==== DATA EXTRACT

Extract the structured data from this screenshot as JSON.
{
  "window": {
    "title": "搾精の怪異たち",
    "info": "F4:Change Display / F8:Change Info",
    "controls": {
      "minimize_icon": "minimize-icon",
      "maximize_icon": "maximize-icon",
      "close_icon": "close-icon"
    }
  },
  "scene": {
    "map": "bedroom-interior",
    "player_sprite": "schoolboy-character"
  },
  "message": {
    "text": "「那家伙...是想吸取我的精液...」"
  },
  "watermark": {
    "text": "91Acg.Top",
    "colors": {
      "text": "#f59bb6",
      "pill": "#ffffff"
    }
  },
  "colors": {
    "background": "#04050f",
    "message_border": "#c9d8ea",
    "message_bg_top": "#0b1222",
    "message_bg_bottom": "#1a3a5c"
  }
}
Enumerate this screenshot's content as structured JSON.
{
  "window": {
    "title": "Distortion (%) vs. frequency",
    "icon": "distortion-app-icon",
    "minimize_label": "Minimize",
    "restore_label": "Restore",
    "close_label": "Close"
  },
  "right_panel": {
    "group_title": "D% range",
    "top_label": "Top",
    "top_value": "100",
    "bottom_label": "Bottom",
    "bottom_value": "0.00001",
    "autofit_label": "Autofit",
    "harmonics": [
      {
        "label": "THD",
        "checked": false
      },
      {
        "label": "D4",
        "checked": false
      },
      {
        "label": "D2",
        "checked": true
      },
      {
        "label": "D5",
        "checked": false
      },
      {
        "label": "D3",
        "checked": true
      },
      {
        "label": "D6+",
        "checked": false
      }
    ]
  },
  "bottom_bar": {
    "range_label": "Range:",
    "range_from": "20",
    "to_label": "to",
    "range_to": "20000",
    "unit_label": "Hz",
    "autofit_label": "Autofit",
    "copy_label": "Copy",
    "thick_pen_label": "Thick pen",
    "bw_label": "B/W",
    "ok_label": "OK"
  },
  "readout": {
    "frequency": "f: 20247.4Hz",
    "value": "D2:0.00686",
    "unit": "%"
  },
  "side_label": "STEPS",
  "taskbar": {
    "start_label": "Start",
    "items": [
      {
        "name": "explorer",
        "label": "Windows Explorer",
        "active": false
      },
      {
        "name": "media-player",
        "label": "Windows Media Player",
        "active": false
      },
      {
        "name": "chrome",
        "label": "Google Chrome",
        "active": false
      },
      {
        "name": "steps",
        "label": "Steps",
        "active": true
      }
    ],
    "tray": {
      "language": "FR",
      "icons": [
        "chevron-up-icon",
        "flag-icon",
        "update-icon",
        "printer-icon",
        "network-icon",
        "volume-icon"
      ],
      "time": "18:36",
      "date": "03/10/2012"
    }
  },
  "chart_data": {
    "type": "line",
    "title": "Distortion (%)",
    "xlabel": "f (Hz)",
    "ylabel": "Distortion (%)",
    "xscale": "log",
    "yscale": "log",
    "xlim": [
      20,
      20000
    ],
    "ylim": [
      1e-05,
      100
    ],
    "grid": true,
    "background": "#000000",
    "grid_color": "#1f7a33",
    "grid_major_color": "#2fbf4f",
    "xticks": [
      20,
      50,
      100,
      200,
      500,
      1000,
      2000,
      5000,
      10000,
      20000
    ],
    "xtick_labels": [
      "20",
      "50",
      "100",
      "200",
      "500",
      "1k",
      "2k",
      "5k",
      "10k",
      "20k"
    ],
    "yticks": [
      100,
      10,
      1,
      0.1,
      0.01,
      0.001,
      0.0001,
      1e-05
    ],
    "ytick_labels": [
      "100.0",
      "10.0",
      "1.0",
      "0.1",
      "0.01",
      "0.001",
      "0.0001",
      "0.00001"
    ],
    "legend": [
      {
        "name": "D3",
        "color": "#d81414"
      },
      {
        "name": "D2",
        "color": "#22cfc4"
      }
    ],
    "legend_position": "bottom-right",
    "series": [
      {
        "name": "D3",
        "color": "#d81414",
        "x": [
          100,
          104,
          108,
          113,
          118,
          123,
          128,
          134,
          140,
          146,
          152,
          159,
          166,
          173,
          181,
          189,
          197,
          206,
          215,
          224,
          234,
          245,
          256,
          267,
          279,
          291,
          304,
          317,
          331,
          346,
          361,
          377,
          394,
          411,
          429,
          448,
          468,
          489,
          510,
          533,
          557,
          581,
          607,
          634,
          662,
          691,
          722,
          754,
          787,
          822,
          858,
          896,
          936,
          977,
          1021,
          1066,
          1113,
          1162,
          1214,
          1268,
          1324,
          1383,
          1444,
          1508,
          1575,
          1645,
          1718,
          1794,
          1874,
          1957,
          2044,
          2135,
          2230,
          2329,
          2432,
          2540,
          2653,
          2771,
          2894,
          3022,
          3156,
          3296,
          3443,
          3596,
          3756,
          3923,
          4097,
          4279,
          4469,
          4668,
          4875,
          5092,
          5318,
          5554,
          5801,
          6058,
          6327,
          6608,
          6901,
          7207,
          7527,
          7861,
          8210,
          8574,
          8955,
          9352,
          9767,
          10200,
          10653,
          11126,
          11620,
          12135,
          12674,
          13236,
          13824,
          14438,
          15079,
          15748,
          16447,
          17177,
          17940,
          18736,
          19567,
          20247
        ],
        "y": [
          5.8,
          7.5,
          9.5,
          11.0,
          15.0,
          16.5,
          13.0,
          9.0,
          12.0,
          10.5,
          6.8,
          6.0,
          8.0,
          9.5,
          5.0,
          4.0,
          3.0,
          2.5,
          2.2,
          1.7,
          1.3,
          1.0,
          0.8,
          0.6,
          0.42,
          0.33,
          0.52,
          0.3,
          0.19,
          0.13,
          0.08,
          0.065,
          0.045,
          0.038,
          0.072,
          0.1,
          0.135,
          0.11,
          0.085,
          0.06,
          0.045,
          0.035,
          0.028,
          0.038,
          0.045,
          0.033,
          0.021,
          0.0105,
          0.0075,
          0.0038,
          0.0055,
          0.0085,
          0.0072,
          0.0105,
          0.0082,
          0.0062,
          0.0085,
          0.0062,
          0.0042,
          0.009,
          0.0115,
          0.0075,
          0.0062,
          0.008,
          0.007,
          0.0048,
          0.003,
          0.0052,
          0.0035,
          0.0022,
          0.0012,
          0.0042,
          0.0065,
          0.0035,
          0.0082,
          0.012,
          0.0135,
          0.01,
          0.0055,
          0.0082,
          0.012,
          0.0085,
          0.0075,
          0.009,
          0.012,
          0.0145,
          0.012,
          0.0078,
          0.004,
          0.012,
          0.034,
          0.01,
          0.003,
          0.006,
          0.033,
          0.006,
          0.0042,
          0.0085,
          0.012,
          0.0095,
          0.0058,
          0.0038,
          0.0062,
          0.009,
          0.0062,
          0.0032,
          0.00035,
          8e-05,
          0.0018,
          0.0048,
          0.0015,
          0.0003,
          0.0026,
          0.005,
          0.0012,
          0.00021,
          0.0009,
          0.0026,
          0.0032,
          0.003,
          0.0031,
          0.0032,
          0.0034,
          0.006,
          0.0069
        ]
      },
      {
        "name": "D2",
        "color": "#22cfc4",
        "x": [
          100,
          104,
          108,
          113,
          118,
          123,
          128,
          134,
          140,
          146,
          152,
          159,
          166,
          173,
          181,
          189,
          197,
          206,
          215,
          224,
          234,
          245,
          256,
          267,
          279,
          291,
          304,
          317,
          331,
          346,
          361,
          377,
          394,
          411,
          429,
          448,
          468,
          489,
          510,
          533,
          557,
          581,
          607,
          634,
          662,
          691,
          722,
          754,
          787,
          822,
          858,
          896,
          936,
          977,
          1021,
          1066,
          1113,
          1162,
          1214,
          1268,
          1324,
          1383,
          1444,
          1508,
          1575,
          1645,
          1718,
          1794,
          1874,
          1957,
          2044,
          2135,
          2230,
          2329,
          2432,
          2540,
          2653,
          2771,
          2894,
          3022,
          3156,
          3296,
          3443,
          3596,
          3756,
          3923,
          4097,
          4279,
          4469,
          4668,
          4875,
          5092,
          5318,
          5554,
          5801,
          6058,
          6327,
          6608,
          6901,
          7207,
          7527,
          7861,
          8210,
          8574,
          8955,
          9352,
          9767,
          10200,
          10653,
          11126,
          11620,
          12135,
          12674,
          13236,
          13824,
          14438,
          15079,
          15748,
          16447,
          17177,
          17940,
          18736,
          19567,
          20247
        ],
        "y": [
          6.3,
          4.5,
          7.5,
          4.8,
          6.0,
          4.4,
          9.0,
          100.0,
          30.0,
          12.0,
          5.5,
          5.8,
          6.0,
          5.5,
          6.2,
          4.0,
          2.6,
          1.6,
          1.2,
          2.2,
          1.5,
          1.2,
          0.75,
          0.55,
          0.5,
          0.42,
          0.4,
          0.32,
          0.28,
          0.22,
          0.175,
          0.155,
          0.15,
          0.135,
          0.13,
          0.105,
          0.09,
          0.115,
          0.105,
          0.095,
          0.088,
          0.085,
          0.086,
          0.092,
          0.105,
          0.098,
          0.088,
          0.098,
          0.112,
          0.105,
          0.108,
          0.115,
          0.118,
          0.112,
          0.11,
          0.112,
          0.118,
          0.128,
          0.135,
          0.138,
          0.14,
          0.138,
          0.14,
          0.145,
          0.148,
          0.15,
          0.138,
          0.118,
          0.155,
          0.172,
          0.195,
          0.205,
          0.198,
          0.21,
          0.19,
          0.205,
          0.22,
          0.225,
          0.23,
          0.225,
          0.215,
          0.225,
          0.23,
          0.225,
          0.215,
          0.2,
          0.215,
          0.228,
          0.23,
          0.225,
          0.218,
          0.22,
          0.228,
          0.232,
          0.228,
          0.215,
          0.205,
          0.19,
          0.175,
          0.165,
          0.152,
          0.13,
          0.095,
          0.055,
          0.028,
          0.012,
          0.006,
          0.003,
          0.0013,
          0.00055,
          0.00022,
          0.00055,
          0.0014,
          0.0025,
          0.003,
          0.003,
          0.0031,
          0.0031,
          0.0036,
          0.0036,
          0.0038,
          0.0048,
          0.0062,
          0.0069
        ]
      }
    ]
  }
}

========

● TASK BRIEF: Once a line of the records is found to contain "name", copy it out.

● WRITTEN REPLY:
        "name": "explorer",
        "name": "media-player",
        "name": "chrome",
        "name": "steps",
        "name": "D3",
        "name": "D2",
        "name": "D3",
        "name": "D2",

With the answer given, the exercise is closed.